Value of Irish Foodservice Market Rises to Reach Record €7.8 Billion in 2017
Bord Bia released the findings of its 2017 Irish Foodservice Channel Insights Report in advance of its annual foodservice seminar which took place in the Aviva Stadium, Dublin. The report shows that Ireland’s foodservice market continues to grow and is now valued at a record €7.8 billion, comprising over 33,000 individual outlets. The foodservice market includes all food consumed out of home incorporating restaurants, pubs, hotels, coffee shops, workplace catering, hospitals, education and vending.The report, which also tracks consumer behaviour and sentiment when eating away from home, highlights that take away, or grab-and-go concepts, are one of the key drivers of foodservice growth and that healthier foods are trending and influencing menu ideation.
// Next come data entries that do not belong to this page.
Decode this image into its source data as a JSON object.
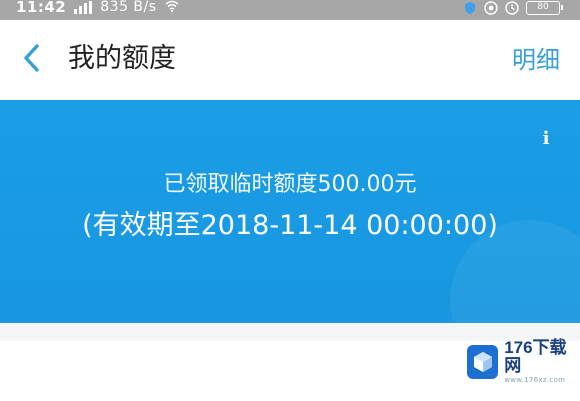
{
  "status_bar": {
    "time": "11:42",
    "network_speed": "835 B/s",
    "battery_text": "80"
  },
  "header": {
    "title": "我的额度",
    "detail_label": "明细"
  },
  "banner": {
    "quota_text": "已领取临时额度500.00元",
    "validity_text": "(有效期至2018-11-14 00:00:00)",
    "info_symbol": "i"
  },
  "watermark": {
    "main_text": "176下载网",
    "sub_text": "www.176xz.com"
  },
  "icons": {
    "back": "chevron-left-icon",
    "info": "info-icon"
  },
  "colors": {
    "accent": "#3a9fd6",
    "banner": "#1a9ee6",
    "status_bar": "#a7a7a7"
  }
}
According to Bord Bia Chief Executive Tara McCarthy: “During these uncertain times, it is more important than ever to create data-driven solutions for our food and beverage clients. The seminar and the new research that we are bringing to the foodservice market reflects our ongoing commitment to delivering relevant insights.”
Foodservice Market in Ireland
Over one third (35%) of consumer spend is found in Limited Service Restaurants*, which incorporates quick-service restaurants, fast-casual dining and food-to-go, with 12% attributed to Full Service Restaurants. Consumer spending in pubs (excluding alcohol) accounts for 17% of the market value and is showing a lower year on year growth rate than the overall market attributed in part to Brexit which has decreased weekend trips and holiday visits to Ireland by UK travellers. The two segments showing the biggest share gain are the hotel segment, accounting for 17% of total foodservice consumer spending and the coffee shops and cafes which now account for 6%.
Maureen Gahan, Foodservice Specialist in Bord Bord, adds: “We’re delighted to report that the sector remains on track to grow at a compound rate of 4.9% and to reach a value of €9 billion by 2020. Ireland has started to become known as a “food destination” and much of the investment operators have made in quality and service upgrades have helped fuel the foodservice growth witnessed in the island of Ireland (IOI).”
Continued economic prosperity hascontributed to a relatively strong and healthy foodservice industry and a number of key trends include:
* Coffee shops and cafes maintain their position as the fastest growing sector, and the investment in beverage has been seen across all segments as operators strive to provide High Street level coffee and beverage programmes to their guests.Flat whitesare this year’s trending coffee beverage with coffee perceived as an affordable luxury among consumers and health trends are beginning to shape coffee orders with consumers seeking out alternative milks.
* A rise in fast-casual concepts (limited service but generally more upscale offering higher quality ingredients and higher average spend than quick-service) to meet the consumer demand for higher-quality foods at an affordable price.
* Technology is a foodservice-enabler and third party delivery is causing some disruption and seeing strong growth, particularly in major urban centres as a result of younger consumers and business travellers favouring convenience.
* A focus on provenance can be seen particularly with new chains finding success in labelling menu items as “fresh” and “local which are often associated with “better for you” items.
Large foodservice brands and forecourt stations are aligning to the consumer demand for healthier options and so upgrades and investments continue, with a focus on fresh foods and made-to-order offers.
* The introduction of new cuisines and variety into the Irish diet as a result of the continued entry of International brands into the Irish market. This is also creating additional competition for home-grown brands.
The findings of the report were shared with more than 300 delegates at Bord Bia’s recent Foodservice Seminar. The annual event which discusses emerging trends in the sector was chaired by entrepreneur and business-man, Bobby Kerr. Delegates were addressed by Joe Barrett, Chief Executive, Applegreen regarding how the ‘food-to-go’ segment has evolved and is changing the face of forecourt convenience. Attendees also heard from Jack Kirwan, Founder, Sprout, who shared his insights on providing a healthy food offering to meet the needs of millennials, how technology is improving efficiencies and the importance of transparency when it comes to sourcing ingredients.
A panel discussion focusing on the drivers of foodservice growth featured contributions from Liam Cox, Deliveroo; Thomas Ennis, Thomas Ennis Group; Barry Murphy, Paganini Desserts and Olivia Duff, Headfort Arms and Boyne Valley Food. The panel discussed the growth in trends such as food tourism and third party delivery, along with the growing importance of food to go within the retail channel and how suppliers can benefit from a partnership approach with foodservice customers.
Pictured from left: Liam Cox, Regional Manager, Ireland, Deliveroo; Maureen Gahan, Food Service Specialist, Bord Bia; and Jack Kirwan, Founder, Sprout; prior to the Bord Bia 2017 Irish Foodservice seminar. Photo Chris Bellew /Fennell Photography.